### [EXTRACTED MATERIAL]
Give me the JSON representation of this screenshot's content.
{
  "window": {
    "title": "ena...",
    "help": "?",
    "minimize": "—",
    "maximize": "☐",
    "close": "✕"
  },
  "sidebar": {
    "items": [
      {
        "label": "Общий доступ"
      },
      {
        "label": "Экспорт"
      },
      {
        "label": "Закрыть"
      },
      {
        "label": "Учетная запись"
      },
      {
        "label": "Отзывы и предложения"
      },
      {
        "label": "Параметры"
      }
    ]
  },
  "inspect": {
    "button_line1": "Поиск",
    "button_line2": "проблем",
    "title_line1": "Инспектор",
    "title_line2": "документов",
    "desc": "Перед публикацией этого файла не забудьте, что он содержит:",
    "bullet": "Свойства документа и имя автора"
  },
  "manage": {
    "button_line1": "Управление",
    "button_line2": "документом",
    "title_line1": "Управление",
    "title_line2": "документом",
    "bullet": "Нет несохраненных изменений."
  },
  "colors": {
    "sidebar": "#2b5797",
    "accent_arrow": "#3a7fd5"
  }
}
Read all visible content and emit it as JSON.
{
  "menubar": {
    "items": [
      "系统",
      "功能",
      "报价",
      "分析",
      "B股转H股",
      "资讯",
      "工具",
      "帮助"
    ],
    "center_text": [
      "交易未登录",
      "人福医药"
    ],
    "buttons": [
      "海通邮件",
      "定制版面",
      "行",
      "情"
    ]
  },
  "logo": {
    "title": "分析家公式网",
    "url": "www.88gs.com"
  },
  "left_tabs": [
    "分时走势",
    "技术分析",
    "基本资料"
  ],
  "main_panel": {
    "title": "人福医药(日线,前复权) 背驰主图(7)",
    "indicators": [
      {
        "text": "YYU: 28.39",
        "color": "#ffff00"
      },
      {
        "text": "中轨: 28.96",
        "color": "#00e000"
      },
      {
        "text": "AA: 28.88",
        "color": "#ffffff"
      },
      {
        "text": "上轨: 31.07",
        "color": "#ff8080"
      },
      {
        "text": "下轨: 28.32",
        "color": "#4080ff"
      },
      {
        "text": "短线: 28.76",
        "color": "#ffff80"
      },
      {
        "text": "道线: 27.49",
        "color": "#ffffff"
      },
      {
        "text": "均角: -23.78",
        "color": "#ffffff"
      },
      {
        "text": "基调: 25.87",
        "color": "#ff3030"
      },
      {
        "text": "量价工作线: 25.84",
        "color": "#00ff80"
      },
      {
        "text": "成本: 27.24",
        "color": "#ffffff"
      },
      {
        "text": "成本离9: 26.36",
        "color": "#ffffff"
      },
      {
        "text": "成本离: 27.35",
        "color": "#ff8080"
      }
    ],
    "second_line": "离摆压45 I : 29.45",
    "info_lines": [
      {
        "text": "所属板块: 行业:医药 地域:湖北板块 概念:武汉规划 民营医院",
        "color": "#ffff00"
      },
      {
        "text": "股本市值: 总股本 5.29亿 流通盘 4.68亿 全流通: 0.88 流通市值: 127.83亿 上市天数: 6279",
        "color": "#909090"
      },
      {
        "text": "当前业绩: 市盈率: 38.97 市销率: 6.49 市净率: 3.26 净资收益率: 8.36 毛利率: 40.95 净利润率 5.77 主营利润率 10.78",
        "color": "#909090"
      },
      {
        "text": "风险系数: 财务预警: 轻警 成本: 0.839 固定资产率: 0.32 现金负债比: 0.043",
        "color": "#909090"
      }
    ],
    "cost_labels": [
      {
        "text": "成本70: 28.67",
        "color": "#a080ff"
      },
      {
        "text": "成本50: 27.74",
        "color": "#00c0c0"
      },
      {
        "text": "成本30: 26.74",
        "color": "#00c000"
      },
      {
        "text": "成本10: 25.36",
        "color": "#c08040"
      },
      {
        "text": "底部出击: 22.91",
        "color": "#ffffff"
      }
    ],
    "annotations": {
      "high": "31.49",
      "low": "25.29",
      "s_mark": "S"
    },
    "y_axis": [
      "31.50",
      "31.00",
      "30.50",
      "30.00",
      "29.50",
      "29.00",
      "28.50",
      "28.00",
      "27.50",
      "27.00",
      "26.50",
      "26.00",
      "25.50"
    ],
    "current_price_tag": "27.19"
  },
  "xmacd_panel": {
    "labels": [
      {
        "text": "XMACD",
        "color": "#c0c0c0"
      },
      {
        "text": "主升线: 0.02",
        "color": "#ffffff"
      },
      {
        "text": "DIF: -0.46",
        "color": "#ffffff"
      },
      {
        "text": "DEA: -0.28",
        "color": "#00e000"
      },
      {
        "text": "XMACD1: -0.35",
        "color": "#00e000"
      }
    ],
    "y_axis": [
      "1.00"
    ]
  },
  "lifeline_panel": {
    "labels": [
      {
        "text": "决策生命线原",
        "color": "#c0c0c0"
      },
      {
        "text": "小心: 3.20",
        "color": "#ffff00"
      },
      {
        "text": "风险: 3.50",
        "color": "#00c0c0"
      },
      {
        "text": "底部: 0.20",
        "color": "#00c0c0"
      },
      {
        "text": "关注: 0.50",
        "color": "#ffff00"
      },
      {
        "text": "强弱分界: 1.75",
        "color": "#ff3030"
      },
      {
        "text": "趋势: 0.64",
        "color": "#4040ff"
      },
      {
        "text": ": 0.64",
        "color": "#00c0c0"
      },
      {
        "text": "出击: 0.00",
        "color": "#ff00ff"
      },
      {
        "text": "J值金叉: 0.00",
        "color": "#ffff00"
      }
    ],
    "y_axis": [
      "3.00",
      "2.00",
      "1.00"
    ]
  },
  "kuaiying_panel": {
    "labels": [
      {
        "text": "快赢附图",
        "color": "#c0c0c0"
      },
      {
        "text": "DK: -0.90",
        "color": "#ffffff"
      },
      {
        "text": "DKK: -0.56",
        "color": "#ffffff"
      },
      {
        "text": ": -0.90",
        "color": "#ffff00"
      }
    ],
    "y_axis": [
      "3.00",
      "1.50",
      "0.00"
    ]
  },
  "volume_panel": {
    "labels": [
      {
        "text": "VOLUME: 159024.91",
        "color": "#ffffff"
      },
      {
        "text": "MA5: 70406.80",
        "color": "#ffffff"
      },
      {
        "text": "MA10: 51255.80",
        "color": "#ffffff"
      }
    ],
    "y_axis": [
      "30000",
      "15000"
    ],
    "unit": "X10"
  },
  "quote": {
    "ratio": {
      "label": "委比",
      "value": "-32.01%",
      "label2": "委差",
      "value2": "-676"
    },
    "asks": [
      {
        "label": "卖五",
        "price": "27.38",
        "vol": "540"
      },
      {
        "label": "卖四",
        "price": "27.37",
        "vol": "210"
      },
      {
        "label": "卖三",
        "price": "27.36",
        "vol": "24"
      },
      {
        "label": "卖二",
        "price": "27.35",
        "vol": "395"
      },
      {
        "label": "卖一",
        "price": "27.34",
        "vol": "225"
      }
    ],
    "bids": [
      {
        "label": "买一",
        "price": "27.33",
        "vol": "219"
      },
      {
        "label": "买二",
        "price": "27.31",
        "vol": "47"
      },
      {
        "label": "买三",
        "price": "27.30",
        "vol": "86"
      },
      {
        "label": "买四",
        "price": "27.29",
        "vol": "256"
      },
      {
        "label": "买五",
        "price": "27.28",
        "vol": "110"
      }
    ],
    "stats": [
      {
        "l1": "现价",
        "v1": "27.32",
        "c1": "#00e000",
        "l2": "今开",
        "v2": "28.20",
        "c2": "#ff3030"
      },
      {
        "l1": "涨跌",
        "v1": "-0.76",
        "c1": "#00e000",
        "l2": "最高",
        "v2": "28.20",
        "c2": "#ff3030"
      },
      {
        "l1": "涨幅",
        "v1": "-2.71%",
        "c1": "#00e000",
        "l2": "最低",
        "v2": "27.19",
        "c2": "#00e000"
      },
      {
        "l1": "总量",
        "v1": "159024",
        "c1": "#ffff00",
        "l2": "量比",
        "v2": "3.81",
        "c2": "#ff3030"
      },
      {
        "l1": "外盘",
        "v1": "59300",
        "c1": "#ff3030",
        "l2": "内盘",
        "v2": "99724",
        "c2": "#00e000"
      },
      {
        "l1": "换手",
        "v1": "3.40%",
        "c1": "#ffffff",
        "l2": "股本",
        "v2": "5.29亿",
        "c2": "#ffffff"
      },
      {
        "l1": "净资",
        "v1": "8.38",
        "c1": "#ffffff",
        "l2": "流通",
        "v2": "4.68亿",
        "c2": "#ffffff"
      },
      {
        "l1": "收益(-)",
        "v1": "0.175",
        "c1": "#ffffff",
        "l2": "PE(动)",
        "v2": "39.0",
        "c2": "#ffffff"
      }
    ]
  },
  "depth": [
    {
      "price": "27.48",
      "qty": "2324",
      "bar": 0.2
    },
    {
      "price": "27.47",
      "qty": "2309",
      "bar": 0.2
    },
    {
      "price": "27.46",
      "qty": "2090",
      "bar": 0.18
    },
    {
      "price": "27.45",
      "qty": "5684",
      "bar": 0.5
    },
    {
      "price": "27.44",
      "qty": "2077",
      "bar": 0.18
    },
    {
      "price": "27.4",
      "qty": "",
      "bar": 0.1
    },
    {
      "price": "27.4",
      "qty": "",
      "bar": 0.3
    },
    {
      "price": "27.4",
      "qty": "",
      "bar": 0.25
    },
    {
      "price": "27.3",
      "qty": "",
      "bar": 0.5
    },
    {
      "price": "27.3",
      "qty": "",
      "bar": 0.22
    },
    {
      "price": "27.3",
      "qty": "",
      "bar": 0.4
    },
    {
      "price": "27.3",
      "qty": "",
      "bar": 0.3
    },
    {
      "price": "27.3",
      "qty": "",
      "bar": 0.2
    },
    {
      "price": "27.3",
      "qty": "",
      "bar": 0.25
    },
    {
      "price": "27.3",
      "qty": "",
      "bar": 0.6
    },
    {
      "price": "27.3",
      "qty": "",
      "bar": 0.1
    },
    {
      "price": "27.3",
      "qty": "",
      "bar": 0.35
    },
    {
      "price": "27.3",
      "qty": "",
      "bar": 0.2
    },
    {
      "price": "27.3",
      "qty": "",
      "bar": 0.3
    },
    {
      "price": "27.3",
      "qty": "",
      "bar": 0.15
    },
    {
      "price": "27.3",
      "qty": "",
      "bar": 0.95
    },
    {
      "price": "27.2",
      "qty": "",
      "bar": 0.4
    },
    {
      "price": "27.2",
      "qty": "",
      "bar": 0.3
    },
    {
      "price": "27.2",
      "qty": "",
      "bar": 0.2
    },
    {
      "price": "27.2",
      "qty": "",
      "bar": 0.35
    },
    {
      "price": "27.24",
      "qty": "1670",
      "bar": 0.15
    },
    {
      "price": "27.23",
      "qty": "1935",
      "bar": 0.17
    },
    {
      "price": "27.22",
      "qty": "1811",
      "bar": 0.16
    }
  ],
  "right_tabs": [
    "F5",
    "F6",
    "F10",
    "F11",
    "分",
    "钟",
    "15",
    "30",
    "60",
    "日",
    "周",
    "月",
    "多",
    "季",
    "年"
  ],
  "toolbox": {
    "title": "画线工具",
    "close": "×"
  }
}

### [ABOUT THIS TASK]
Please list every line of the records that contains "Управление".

### [EXERCISE ANSWER]
    "button_line1": "Управление",
    "title_line1": "Управление",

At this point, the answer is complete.